ANNOUNCEMENT: You can find the new home of CEPA's StratCom Program here.

Latvia - February 29 – March 6 2016

  • Share on Facebook
  • Share on Twitter

News outlet: Pervyj Baltiskij kanal

Date: 2 March 2016

Title: Пикет в поддержку Лайлы Брице


The false fact or narrative: On 2 March, Latvia’s most popular Russian-language TV channel, Pervyj Baltiskij kanal (PBK) reported on a protest at the Latvian Ministry of Foreign Affairs in Riga. The rally was in support of Laila Brice, a Latvian resident of Great Britain who had been arrested for hiding in her home a woman with a four-month-old baby.

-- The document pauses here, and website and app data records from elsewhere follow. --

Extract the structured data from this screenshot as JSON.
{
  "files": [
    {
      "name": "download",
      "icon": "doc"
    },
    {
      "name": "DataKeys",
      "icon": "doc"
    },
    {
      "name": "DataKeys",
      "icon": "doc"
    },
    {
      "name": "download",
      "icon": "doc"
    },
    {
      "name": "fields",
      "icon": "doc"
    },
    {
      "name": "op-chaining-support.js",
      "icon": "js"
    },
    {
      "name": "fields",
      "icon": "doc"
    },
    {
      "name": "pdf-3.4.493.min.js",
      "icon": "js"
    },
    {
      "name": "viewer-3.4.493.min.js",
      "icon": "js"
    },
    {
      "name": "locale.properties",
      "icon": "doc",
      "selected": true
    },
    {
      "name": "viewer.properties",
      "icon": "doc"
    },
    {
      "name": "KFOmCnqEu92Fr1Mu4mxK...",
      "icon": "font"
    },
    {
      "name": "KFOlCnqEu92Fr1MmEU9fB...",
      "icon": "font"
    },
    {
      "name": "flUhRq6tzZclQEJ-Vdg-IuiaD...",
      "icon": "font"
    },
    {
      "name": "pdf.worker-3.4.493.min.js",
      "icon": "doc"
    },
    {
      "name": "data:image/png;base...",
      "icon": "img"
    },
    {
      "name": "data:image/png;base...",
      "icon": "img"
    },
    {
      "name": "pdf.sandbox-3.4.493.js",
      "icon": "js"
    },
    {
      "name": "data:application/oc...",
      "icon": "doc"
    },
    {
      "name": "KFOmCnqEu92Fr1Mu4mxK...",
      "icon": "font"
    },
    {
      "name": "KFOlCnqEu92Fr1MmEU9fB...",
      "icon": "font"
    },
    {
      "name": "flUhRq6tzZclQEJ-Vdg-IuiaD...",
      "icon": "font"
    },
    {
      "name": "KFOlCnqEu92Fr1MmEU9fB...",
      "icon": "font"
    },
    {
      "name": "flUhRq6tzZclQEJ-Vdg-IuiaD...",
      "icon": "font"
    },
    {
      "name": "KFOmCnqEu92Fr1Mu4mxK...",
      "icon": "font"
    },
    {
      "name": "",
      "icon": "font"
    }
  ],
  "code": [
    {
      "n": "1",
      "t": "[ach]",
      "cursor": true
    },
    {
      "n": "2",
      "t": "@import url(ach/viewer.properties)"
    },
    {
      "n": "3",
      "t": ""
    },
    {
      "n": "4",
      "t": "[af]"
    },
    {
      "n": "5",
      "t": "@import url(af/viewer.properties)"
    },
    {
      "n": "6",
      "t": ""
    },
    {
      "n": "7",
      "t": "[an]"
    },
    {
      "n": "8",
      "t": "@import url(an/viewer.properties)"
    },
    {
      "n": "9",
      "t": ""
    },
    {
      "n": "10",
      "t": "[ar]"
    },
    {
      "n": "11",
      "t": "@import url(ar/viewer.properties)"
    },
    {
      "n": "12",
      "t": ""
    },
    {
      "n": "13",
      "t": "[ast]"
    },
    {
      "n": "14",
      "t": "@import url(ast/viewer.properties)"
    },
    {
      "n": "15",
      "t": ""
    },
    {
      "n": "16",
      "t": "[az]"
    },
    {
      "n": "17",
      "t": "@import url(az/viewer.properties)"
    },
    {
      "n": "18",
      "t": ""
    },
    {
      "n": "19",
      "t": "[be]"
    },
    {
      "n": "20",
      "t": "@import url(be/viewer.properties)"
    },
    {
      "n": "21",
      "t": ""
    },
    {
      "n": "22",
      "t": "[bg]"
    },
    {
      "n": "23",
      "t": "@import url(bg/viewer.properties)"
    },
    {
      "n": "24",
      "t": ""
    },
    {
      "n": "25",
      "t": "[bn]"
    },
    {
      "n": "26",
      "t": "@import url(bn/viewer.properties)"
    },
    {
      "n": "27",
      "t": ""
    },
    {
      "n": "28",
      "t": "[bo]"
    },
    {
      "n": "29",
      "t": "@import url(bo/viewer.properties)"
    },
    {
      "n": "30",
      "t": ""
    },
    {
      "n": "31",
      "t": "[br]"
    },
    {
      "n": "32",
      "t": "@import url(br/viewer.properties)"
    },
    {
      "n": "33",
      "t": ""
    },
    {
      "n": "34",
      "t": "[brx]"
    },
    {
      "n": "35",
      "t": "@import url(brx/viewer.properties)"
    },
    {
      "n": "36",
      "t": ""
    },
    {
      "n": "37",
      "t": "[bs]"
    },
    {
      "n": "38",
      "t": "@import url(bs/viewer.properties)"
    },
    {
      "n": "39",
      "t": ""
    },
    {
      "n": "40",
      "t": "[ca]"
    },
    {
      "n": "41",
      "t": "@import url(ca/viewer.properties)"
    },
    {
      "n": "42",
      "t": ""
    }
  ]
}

UK authorities thought Brice had information about the woman’s whereabouts but was keeping it from them. PBK reported that protesters had accused the Ministry of Foreign Affairs of ignorance regarding the case, and criticized British authorities for excessive control over the raising of children—and for their cruel attitude towards Brice.

The truth: The Brice case has a long history dating back to 2009, when her 22-month-old daughter was taken away after British officials concluded that Brice was unable to properly care for her child. Later on, a British family adopted the baby. Concerning the demonstration, the PBK journalist only interviewed participants who evidently supported Brice’s interpretation of why she was arrested—thereby framing her as the victim of official Latvian ignorance and uncaring British arbitrariness. Moreover, the voiceover also clearly suggested that the journalist supports Brice’s perspective. In fact, the news story did not explain why Brice was arrested; instead, it emphasized the way she was detained and the consequences of her detention. Nor did it provide any contextual information on why authorities prevented Brice from raising her own daughter, which made the adoption possible. According to information contained in court materials, in September 2009 police arrested Brice at 1 a.m. for being intoxicated while pushing a stroller with her daughter in it. On 10 March 10, Brice’s landlord summoned police to the woman’s apartment, where they found her 22-month-old girl alone, filthy and neglected.

Technique: The journalist selected only those “voices” which were sympathetic with Brice’s position while downplaying any contextual information that might challenge Brice’s narrative or obfuscate her image.

Audience: The citizens of Latvia.

Analysis: Latvia’s media, particularly Russian-language news outlets, have reported extensively on the misfortunes of the former journalist of „Moskovskyj komsomolec”, Laila Brice. Over the past two months, they have expressed explicit or tacit support for Brice. The PBK story, however, illustrates how the case has become an impetus for larger strategic narratives—that is to say, such news demonizes the UK and illuminates the abnormality of juvenile justice as imposed by liberals. Such views color many news stories, echoing Russia’s anti-Western disinformation agenda. They discredit the West (in this specific case, Britain) and demonstrate how mythical liberals threaten imagined traditionalist values, in this case with respect to the upbringing of children. Indeed, the protection of family values, as investigative journalists have demonstrated, has become a salient topic of pro-Russian activists in Latvia. Notably, in recent years Igors Pimenovs, a lawmaker from Harmony—Latvia’s largest Russian ethnic party, which has consistently advocated pro-Kremlin positions—has become the political guardian of Brice’s interests.